[Interface dataset entries]

- - - - -

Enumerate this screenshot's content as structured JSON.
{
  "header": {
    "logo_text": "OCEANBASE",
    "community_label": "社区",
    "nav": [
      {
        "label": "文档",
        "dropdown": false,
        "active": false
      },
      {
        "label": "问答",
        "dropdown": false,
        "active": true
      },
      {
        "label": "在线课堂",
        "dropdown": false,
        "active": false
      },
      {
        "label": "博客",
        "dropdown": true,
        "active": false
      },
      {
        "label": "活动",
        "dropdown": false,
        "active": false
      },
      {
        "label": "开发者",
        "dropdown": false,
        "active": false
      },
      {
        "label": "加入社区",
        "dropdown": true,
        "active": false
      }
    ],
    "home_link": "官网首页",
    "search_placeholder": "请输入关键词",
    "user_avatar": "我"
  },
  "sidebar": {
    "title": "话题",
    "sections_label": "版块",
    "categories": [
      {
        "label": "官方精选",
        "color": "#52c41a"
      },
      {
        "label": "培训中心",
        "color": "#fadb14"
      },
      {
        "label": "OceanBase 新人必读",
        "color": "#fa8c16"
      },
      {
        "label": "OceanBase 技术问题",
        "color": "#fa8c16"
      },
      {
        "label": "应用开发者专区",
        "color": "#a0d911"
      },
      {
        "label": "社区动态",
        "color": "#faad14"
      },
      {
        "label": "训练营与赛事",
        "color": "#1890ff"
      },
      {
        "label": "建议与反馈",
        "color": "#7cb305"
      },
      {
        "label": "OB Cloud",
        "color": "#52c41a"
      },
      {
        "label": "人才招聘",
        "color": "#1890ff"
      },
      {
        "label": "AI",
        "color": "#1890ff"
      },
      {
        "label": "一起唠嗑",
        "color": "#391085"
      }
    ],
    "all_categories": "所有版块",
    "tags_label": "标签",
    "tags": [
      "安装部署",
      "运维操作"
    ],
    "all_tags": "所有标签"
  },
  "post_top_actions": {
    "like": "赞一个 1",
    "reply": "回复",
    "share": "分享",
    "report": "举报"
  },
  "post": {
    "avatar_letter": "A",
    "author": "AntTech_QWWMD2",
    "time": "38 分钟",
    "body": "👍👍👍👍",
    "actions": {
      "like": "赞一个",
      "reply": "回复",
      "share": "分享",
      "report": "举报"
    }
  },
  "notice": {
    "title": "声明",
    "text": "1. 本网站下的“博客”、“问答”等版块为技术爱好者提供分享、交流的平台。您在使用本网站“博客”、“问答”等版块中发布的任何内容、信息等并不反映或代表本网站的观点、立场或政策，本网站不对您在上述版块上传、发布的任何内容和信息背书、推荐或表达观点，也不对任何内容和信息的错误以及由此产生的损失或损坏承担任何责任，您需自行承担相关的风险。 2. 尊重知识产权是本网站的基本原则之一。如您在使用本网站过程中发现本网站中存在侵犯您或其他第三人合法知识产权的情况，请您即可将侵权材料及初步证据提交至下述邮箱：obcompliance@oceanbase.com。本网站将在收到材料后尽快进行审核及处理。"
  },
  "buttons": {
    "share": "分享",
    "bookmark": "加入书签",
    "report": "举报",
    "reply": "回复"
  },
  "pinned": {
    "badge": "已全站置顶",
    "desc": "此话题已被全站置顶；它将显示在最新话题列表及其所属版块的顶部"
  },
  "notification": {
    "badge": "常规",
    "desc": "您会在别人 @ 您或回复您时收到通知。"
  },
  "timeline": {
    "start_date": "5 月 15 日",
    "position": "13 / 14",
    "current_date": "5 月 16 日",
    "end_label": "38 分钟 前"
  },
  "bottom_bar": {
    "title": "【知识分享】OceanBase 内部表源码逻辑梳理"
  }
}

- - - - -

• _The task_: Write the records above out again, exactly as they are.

• _Reply_:
Enumerate this screenshot's content as structured JSON.
{
  "header": {
    "logo_text": "OCEANBASE",
    "community_label": "社区",
    "nav": [
      {
        "label": "文档",
        "dropdown": false,
        "active": false
      },
      {
        "label": "问答",
        "dropdown": false,
        "active": true
      },
      {
        "label": "在线课堂",
        "dropdown": false,
        "active": false
      },
      {
        "label": "博客",
        "dropdown": true,
        "active": false
      },
      {
        "label": "活动",
        "dropdown": false,
        "active": false
      },
      {
        "label": "开发者",
        "dropdown": false,
        "active": false
      },
      {
        "label": "加入社区",
        "dropdown": true,
        "active": false
      }
    ],
    "home_link": "官网首页",
    "search_placeholder": "请输入关键词",
    "user_avatar": "我"
  },
  "sidebar": {
    "title": "话题",
    "sections_label": "版块",
    "categories": [
      {
        "label": "官方精选",
        "color": "#52c41a"
      },
      {
        "label": "培训中心",
        "color": "#fadb14"
      },
      {
        "label": "OceanBase 新人必读",
        "color": "#fa8c16"
      },
      {
        "label": "OceanBase 技术问题",
        "color": "#fa8c16"
      },
      {
        "label": "应用开发者专区",
        "color": "#a0d911"
      },
      {
        "label": "社区动态",
        "color": "#faad14"
      },
      {
        "label": "训练营与赛事",
        "color": "#1890ff"
      },
      {
        "label": "建议与反馈",
        "color": "#7cb305"
      },
      {
        "label": "OB Cloud",
        "color": "#52c41a"
      },
      {
        "label": "人才招聘",
        "color": "#1890ff"
      },
      {
        "label": "AI",
        "color": "#1890ff"
      },
      {
        "label": "一起唠嗑",
        "color": "#391085"
      }
    ],
    "all_categories": "所有版块",
    "tags_label": "标签",
    "tags": [
      "安装部署",
      "运维操作"
    ],
    "all_tags": "所有标签"
  },
  "post_top_actions": {
    "like": "赞一个 1",
    "reply": "回复",
    "share": "分享",
    "report": "举报"
  },
  "post": {
    "avatar_letter": "A",
    "author": "AntTech_QWWMD2",
    "time": "38 分钟",
    "body": "👍👍👍👍",
    "actions": {
      "like": "赞一个",
      "reply": "回复",
      "share": "分享",
      "report": "举报"
    }
  },
  "notice": {
    "title": "声明",
    "text": "1. 本网站下的“博客”、“问答”等版块为技术爱好者提供分享、交流的平台。您在使用本网站“博客”、“问答”等版块中发布的任何内容、信息等并不反映或代表本网站的观点、立场或政策，本网站不对您在上述版块上传、发布的任何内容和信息背书、推荐或表达观点，也不对任何内容和信息的错误以及由此产生的损失或损坏承担任何责任，您需自行承担相关的风险。 2. 尊重知识产权是本网站的基本原则之一。如您在使用本网站过程中发现本网站中存在侵犯您或其他第三人合法知识产权的情况，请您即可将侵权材料及初步证据提交至下述邮箱：obcompliance@oceanbase.com。本网站将在收到材料后尽快进行审核及处理。"
  },
  "buttons": {
    "share": "分享",
    "bookmark": "加入书签",
    "report": "举报",
    "reply": "回复"
  },
  "pinned": {
    "badge": "已全站置顶",
    "desc": "此话题已被全站置顶；它将显示在最新话题列表及其所属版块的顶部"
  },
  "notification": {
    "badge": "常规",
    "desc": "您会在别人 @ 您或回复您时收到通知。"
  },
  "timeline": {
    "start_date": "5 月 15 日",
    "position": "13 / 14",
    "current_date": "5 月 16 日",
    "end_label": "38 分钟 前"
  },
  "bottom_bar": {
    "title": "【知识分享】OceanBase 内部表源码逻辑梳理"
  }
}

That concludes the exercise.